---------- Records shown ----------

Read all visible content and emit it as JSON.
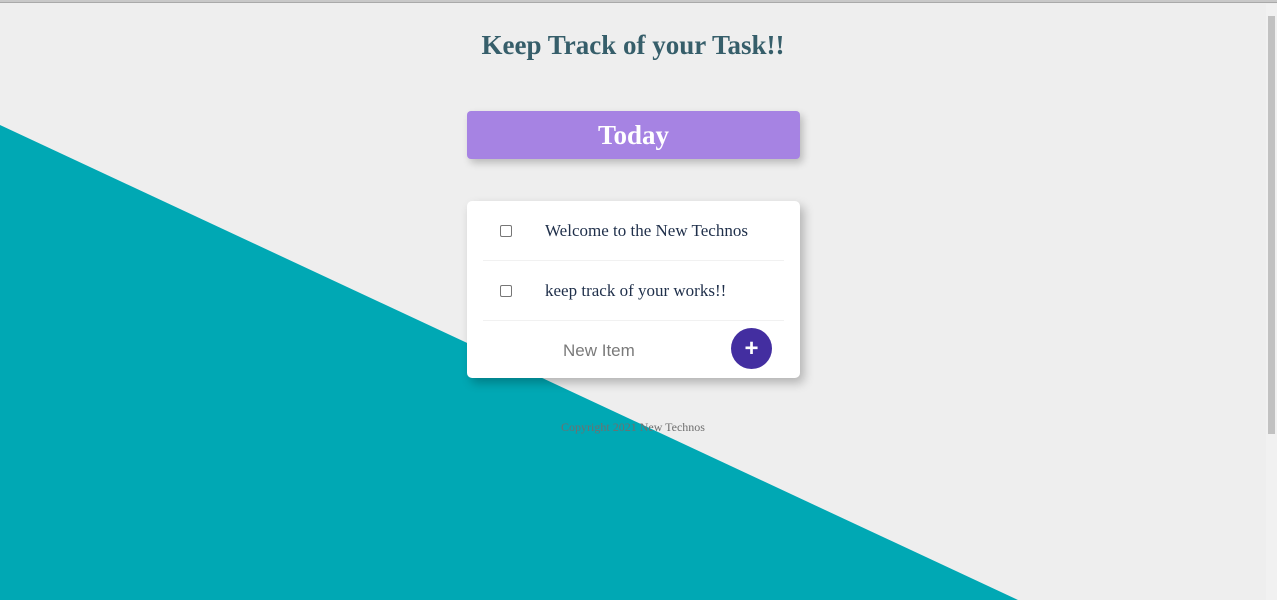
{
  "page": {
    "title": "Keep Track of your Task!!"
  },
  "list": {
    "heading": "Today",
    "items": [
      {
        "label": "Welcome to the New Technos",
        "checked": false
      },
      {
        "label": "keep track of your works!!",
        "checked": false
      }
    ],
    "new_item": {
      "placeholder": "New Item",
      "value": "",
      "add_button_label": "+"
    }
  },
  "footer": {
    "text": "Copyright 2021 New Technos"
  },
  "colors": {
    "background": "#eeeeee",
    "triangle": "#00a8b4",
    "title": "#365e6a",
    "heading_box": "#a683e3",
    "add_button": "#432ea0"
  }
}
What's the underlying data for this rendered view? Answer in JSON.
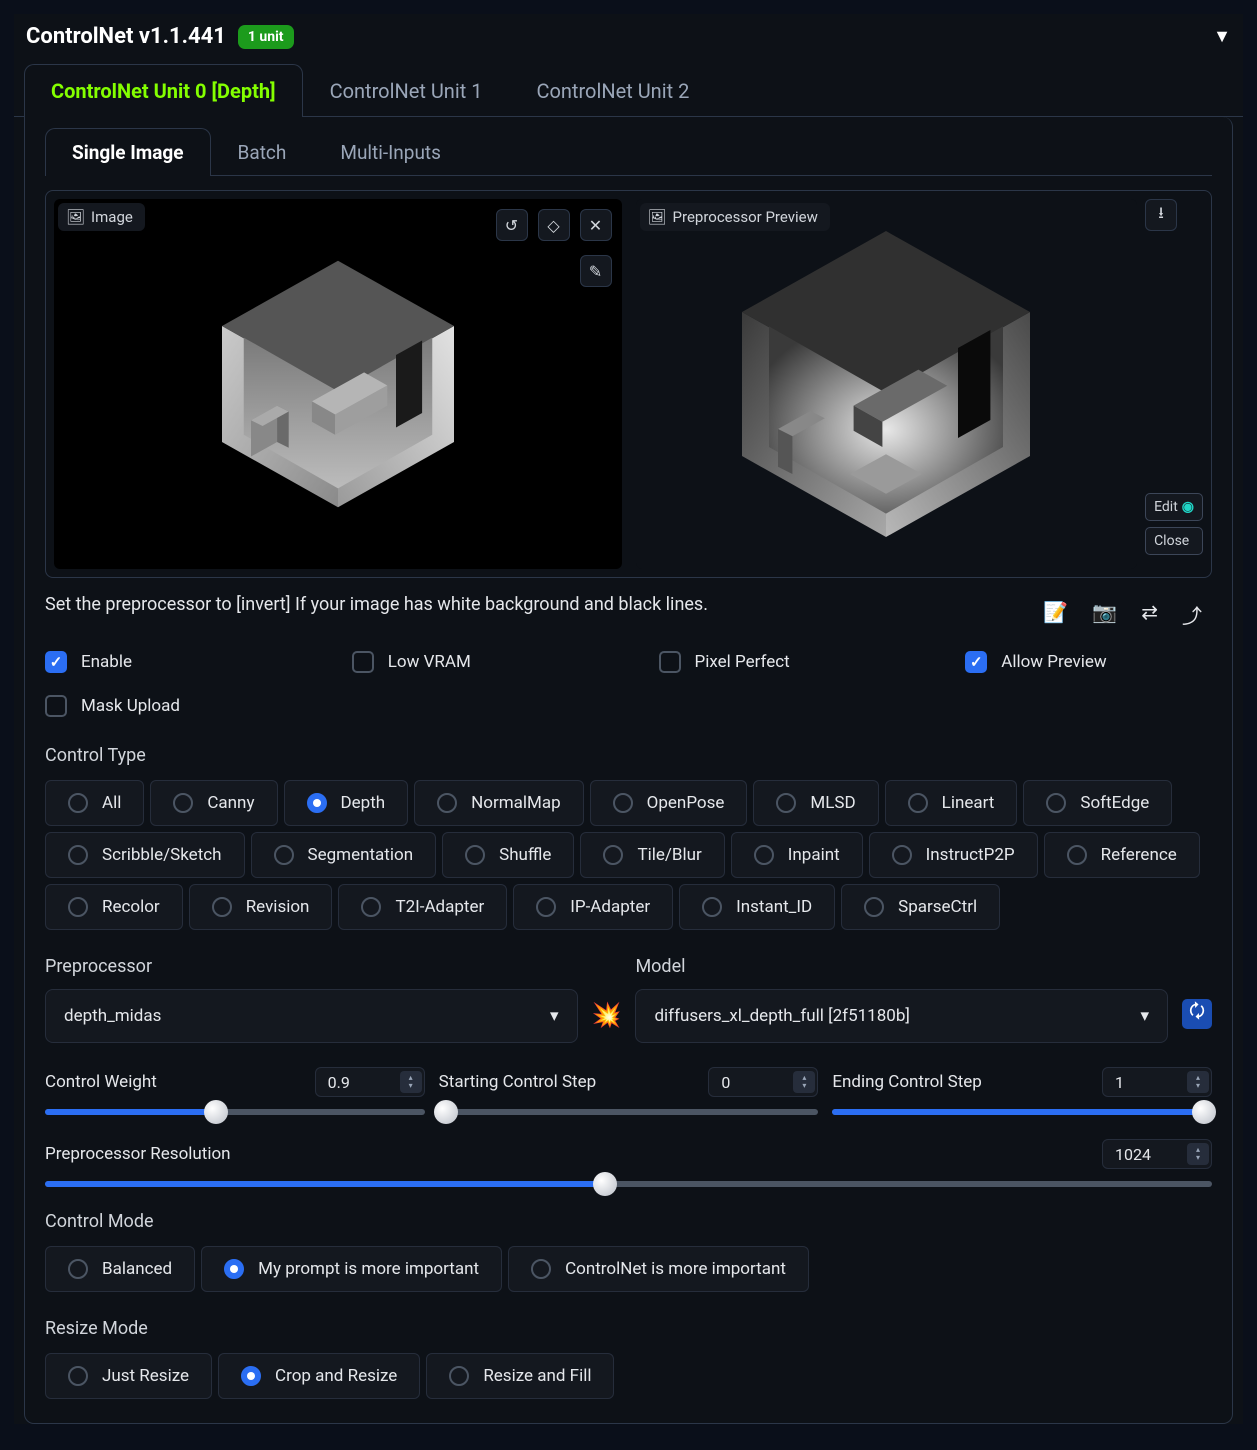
{
  "header": {
    "title": "ControlNet v1.1.441",
    "badge": "1 unit"
  },
  "unit_tabs": [
    {
      "label": "ControlNet Unit 0 [Depth]",
      "active": true
    },
    {
      "label": "ControlNet Unit 1",
      "active": false
    },
    {
      "label": "ControlNet Unit 2",
      "active": false
    }
  ],
  "image_tabs": [
    {
      "label": "Single Image",
      "active": true
    },
    {
      "label": "Batch",
      "active": false
    },
    {
      "label": "Multi-Inputs",
      "active": false
    }
  ],
  "image_panel": {
    "input_label": "Image",
    "preview_label": "Preprocessor Preview",
    "edit_btn": "Edit",
    "close_btn": "Close"
  },
  "hint": "Set the preprocessor to [invert] If your image has white background and black lines.",
  "checkboxes": {
    "enable": {
      "label": "Enable",
      "checked": true
    },
    "low_vram": {
      "label": "Low VRAM",
      "checked": false
    },
    "pixel_perfect": {
      "label": "Pixel Perfect",
      "checked": false
    },
    "allow_preview": {
      "label": "Allow Preview",
      "checked": true
    },
    "mask_upload": {
      "label": "Mask Upload",
      "checked": false
    }
  },
  "control_type": {
    "label": "Control Type",
    "selected": "Depth",
    "options": [
      "All",
      "Canny",
      "Depth",
      "NormalMap",
      "OpenPose",
      "MLSD",
      "Lineart",
      "SoftEdge",
      "Scribble/Sketch",
      "Segmentation",
      "Shuffle",
      "Tile/Blur",
      "Inpaint",
      "InstructP2P",
      "Reference",
      "Recolor",
      "Revision",
      "T2I-Adapter",
      "IP-Adapter",
      "Instant_ID",
      "SparseCtrl"
    ]
  },
  "preprocessor": {
    "label": "Preprocessor",
    "value": "depth_midas"
  },
  "model": {
    "label": "Model",
    "value": "diffusers_xl_depth_full [2f51180b]"
  },
  "sliders": {
    "control_weight": {
      "label": "Control Weight",
      "value": "0.9",
      "fill_pct": 45
    },
    "start_step": {
      "label": "Starting Control Step",
      "value": "0",
      "fill_pct": 0
    },
    "end_step": {
      "label": "Ending Control Step",
      "value": "1",
      "fill_pct": 100
    },
    "preproc_res": {
      "label": "Preprocessor Resolution",
      "value": "1024",
      "fill_pct": 48
    }
  },
  "control_mode": {
    "label": "Control Mode",
    "selected": "My prompt is more important",
    "options": [
      "Balanced",
      "My prompt is more important",
      "ControlNet is more important"
    ]
  },
  "resize_mode": {
    "label": "Resize Mode",
    "selected": "Crop and Resize",
    "options": [
      "Just Resize",
      "Crop and Resize",
      "Resize and Fill"
    ]
  }
}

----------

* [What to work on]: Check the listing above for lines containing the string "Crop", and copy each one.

* [Solved exercise]:
    "selected": "Crop and Resize",
      "Crop and Resize",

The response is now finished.